*DATA SHOWN:*
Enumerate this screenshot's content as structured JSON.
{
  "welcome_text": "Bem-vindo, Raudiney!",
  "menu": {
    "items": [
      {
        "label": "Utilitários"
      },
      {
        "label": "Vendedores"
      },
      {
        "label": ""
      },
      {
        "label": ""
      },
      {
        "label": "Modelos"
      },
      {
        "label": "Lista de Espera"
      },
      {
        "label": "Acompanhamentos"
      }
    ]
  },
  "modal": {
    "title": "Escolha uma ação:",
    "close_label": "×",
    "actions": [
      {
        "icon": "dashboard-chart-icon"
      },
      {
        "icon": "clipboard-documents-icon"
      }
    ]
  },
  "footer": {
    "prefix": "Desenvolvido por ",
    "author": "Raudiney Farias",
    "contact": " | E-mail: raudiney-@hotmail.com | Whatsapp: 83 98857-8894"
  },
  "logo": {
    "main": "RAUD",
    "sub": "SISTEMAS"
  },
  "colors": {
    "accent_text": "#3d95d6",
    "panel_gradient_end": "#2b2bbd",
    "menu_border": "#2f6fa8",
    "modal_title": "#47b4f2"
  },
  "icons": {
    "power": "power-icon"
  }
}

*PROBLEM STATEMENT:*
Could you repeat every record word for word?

*WRITTEN SOLUTION:*
Enumerate this screenshot's content as structured JSON.
{
  "welcome_text": "Bem-vindo, Raudiney!",
  "menu": {
    "items": [
      {
        "label": "Utilitários"
      },
      {
        "label": "Vendedores"
      },
      {
        "label": ""
      },
      {
        "label": ""
      },
      {
        "label": "Modelos"
      },
      {
        "label": "Lista de Espera"
      },
      {
        "label": "Acompanhamentos"
      }
    ]
  },
  "modal": {
    "title": "Escolha uma ação:",
    "close_label": "×",
    "actions": [
      {
        "icon": "dashboard-chart-icon"
      },
      {
        "icon": "clipboard-documents-icon"
      }
    ]
  },
  "footer": {
    "prefix": "Desenvolvido por ",
    "author": "Raudiney Farias",
    "contact": " | E-mail: raudiney-@hotmail.com | Whatsapp: 83 98857-8894"
  },
  "logo": {
    "main": "RAUD",
    "sub": "SISTEMAS"
  },
  "colors": {
    "accent_text": "#3d95d6",
    "panel_gradient_end": "#2b2bbd",
    "menu_border": "#2f6fa8",
    "modal_title": "#47b4f2"
  },
  "icons": {
    "power": "power-icon"
  }
}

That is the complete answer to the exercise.